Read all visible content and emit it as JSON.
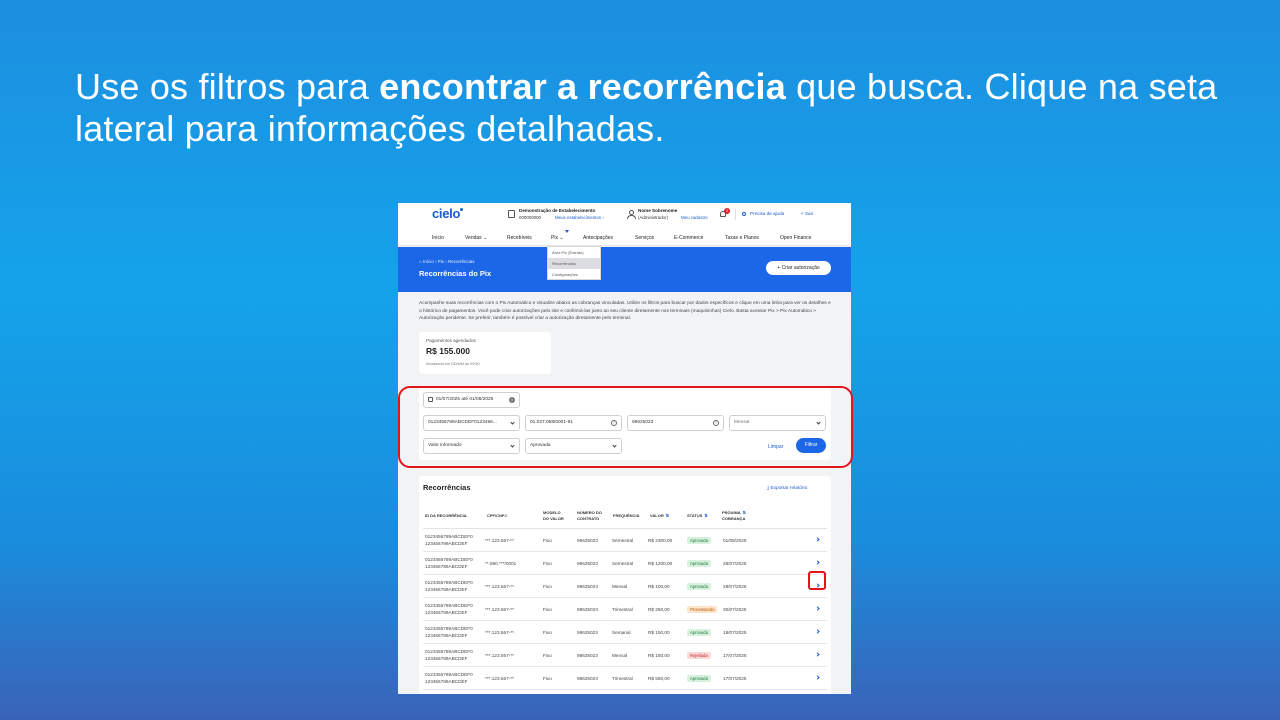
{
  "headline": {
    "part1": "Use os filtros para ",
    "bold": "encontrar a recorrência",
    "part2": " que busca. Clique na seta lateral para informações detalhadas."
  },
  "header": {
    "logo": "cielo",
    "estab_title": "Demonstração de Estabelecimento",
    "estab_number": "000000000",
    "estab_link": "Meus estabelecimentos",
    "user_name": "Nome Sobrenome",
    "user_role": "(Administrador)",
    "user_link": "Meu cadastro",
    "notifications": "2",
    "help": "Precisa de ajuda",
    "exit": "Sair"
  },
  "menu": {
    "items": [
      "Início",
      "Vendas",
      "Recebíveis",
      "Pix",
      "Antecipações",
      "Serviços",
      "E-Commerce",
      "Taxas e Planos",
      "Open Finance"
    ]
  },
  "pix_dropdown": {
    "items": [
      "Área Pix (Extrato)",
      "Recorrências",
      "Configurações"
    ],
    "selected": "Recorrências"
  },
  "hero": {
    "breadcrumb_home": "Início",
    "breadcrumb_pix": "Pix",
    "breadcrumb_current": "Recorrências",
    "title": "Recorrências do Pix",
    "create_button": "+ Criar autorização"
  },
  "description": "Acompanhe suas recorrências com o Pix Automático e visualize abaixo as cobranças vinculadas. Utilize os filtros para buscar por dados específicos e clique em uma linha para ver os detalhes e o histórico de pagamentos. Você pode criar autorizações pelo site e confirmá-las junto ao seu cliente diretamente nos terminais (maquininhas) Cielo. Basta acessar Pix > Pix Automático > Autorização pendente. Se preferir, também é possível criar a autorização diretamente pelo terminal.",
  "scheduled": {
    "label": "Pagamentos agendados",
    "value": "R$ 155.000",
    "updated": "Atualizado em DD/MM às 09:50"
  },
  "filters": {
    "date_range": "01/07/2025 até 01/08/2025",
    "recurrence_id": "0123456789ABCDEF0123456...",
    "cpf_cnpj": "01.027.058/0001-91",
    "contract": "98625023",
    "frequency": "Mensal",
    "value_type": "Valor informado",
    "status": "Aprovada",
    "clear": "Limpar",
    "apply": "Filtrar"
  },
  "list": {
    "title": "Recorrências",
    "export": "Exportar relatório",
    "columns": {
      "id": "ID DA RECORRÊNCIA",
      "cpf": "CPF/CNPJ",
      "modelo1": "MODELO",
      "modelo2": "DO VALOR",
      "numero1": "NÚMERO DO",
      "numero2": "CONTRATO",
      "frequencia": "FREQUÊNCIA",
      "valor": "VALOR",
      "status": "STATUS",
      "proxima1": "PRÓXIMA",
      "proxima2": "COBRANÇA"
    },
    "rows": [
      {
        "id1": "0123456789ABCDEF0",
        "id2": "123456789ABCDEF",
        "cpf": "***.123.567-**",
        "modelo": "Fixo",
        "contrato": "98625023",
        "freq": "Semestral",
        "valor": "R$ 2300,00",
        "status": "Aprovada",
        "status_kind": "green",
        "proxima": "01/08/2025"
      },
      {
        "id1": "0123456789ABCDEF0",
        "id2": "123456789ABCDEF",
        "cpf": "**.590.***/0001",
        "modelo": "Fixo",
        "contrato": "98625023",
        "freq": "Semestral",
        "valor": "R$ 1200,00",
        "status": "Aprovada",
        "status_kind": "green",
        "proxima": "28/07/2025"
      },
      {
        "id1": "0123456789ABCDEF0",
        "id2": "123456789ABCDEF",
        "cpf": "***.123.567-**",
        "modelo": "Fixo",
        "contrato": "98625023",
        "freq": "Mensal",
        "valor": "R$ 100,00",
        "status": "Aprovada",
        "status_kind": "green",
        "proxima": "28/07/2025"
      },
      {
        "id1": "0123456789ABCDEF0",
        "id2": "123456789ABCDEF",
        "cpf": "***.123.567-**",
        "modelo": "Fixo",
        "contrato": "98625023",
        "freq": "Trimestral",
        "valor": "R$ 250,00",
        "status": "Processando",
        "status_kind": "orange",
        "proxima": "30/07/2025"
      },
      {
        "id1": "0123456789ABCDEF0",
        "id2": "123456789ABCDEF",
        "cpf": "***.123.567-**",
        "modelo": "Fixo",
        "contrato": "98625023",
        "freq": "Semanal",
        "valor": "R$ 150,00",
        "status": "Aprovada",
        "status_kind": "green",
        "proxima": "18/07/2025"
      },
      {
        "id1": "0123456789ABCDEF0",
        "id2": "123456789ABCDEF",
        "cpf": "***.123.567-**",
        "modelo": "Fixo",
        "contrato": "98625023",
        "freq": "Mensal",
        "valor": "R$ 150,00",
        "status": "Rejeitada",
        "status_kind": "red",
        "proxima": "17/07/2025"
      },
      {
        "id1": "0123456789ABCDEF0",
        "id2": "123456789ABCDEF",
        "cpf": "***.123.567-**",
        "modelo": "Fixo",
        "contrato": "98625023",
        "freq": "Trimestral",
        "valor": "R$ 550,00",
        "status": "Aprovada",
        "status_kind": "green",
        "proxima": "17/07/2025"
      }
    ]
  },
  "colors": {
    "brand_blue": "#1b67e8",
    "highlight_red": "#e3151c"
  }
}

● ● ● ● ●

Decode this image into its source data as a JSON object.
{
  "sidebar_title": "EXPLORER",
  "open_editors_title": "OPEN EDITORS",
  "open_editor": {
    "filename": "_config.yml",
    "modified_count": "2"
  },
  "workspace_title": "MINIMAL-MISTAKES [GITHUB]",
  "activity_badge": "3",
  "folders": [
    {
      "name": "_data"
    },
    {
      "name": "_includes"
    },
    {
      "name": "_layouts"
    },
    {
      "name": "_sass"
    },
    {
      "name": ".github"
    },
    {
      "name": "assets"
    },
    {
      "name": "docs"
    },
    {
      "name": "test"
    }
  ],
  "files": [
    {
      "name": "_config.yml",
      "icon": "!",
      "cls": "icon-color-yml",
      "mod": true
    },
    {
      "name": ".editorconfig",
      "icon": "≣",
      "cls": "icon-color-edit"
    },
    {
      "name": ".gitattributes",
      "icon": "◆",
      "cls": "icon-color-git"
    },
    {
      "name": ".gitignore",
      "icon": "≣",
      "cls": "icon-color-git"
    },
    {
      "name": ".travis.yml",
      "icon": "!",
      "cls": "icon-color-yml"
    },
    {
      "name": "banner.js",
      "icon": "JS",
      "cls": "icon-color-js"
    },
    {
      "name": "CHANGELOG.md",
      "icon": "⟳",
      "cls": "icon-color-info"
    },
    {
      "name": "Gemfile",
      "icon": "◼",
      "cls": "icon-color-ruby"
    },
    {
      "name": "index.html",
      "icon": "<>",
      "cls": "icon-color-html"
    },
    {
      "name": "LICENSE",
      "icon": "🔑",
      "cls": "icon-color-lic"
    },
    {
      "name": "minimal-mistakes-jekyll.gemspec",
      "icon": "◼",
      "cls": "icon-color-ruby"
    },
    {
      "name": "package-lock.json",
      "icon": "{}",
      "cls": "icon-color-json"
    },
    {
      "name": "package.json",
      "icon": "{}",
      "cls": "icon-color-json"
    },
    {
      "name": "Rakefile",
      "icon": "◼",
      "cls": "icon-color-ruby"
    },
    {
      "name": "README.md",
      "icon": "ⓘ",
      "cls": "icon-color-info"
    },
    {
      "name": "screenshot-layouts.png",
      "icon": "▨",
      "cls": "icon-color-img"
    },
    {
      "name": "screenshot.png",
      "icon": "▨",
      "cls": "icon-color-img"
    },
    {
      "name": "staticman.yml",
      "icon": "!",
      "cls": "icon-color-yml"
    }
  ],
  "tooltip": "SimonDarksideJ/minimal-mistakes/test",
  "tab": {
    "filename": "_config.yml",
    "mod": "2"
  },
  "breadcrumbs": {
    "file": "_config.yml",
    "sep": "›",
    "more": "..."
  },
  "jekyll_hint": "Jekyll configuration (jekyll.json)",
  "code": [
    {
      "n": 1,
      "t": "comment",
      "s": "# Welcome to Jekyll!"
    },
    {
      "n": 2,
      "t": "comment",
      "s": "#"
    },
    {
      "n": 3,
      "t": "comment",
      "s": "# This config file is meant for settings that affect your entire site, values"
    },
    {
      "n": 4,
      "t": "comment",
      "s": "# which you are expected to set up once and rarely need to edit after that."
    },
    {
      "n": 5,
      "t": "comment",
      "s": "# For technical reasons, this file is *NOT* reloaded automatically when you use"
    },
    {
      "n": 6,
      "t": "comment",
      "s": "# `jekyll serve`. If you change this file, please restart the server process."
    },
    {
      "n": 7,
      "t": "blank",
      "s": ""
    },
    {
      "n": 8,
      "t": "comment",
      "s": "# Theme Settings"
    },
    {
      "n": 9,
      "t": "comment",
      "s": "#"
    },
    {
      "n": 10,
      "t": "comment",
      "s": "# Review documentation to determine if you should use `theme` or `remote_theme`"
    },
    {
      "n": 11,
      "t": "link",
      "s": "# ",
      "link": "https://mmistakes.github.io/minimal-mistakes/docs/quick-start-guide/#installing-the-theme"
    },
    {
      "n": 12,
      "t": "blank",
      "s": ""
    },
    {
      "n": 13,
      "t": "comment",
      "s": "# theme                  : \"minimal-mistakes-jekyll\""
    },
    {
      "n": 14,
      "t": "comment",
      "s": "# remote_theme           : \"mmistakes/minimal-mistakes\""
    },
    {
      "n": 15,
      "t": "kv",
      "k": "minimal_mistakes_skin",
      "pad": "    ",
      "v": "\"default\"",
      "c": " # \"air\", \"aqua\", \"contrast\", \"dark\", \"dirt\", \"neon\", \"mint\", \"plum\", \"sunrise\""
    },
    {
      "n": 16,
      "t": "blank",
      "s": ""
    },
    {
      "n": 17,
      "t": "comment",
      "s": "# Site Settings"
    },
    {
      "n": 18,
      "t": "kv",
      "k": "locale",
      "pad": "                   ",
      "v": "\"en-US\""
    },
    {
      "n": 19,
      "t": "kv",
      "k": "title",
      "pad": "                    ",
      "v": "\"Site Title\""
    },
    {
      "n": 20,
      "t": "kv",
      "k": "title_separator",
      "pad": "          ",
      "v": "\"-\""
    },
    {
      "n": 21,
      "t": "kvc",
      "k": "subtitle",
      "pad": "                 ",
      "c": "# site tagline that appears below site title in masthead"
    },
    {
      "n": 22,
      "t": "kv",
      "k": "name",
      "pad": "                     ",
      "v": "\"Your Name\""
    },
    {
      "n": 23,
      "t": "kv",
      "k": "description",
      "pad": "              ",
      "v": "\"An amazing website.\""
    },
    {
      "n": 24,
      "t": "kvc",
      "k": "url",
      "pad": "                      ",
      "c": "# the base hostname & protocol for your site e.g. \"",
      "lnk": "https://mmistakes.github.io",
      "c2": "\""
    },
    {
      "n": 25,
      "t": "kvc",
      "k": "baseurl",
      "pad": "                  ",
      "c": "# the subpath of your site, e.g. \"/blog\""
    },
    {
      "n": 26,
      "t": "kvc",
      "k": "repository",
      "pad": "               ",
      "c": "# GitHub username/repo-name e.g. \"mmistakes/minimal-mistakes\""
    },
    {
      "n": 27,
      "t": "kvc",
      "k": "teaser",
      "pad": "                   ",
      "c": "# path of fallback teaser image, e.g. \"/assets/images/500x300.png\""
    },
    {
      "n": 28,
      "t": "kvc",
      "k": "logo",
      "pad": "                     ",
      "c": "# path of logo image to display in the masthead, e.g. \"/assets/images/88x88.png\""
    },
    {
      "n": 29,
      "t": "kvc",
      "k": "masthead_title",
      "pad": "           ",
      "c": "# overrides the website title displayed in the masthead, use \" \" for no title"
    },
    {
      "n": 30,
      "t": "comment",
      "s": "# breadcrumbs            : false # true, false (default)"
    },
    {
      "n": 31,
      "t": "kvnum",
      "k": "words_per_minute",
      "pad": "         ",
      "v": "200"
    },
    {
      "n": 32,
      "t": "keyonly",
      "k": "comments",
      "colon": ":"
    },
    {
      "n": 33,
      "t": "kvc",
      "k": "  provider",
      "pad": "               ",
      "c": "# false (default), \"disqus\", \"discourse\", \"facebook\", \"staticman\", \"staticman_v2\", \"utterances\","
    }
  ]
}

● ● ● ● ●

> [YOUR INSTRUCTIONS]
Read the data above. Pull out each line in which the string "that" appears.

> [EXERCISE SOLUTION]
      "s": "# This config file is meant for settings that affect your entire site, values"
      "s": "# which you are expected to set up once and rarely need to edit after that."
      "c": "# site tagline that appears below site title in masthead"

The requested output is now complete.